==== PROVIDED INFORMATION

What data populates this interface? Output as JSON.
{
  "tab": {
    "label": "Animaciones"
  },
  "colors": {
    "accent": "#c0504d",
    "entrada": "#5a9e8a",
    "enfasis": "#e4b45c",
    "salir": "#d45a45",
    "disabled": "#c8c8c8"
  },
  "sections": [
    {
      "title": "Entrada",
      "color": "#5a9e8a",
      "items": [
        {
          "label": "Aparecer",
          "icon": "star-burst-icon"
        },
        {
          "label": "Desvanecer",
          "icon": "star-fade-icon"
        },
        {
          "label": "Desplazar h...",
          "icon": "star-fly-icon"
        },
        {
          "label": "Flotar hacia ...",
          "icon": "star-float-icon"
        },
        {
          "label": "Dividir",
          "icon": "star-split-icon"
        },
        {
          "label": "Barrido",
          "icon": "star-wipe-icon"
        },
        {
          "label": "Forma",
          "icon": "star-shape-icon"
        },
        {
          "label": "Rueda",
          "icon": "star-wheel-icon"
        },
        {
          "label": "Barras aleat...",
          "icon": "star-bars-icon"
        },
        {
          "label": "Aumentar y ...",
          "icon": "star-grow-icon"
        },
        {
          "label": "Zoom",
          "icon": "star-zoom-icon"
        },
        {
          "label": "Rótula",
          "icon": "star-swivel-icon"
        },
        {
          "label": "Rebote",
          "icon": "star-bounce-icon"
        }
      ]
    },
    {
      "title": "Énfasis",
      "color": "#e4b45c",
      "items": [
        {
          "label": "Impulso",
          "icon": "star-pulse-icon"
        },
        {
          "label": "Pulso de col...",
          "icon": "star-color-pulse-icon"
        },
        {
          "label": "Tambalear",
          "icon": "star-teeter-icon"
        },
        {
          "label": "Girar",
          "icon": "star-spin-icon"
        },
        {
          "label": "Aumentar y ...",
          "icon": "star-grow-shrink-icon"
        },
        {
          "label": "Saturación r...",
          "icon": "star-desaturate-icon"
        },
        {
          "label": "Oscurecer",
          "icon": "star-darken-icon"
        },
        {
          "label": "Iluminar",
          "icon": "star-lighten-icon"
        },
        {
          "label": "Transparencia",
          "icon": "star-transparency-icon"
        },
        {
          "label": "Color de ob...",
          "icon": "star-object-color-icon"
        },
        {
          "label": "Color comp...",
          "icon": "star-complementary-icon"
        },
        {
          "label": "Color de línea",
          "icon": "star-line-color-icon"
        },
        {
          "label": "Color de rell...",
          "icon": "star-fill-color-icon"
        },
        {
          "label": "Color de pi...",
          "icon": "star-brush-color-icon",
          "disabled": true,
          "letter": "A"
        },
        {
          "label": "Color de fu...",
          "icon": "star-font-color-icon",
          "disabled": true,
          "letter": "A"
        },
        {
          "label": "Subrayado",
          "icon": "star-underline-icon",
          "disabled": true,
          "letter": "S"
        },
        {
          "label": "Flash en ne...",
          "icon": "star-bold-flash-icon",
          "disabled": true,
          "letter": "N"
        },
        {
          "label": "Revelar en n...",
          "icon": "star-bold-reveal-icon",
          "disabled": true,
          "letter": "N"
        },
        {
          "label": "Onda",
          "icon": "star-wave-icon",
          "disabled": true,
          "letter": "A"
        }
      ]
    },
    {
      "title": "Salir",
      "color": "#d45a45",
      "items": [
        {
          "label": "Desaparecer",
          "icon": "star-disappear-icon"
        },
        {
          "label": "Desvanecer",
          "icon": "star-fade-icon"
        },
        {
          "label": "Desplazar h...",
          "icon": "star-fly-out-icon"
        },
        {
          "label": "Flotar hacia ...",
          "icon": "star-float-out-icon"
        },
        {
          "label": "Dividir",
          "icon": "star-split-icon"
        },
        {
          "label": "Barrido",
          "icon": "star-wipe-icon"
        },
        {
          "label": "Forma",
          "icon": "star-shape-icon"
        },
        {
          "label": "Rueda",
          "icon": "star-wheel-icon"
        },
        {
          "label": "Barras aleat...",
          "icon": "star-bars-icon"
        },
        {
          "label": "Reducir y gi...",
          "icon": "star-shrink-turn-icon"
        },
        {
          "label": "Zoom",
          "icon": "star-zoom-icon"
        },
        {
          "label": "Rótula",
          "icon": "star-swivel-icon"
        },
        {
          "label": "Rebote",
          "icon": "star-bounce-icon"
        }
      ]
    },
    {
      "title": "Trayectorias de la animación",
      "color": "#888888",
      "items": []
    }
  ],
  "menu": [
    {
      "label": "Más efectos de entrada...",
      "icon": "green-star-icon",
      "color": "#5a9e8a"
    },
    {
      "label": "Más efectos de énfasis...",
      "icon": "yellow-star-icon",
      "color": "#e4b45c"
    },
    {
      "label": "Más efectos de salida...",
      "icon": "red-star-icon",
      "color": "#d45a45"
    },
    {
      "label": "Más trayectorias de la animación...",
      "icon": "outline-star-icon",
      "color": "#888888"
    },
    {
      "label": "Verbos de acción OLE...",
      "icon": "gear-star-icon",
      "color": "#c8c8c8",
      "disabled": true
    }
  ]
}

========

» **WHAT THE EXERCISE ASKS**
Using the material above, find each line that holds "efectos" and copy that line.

» **ANSWER TO THE PROBLEM**
      "label": "Más efectos de entrada...",
      "label": "Más efectos de énfasis...",
      "label": "Más efectos de salida...",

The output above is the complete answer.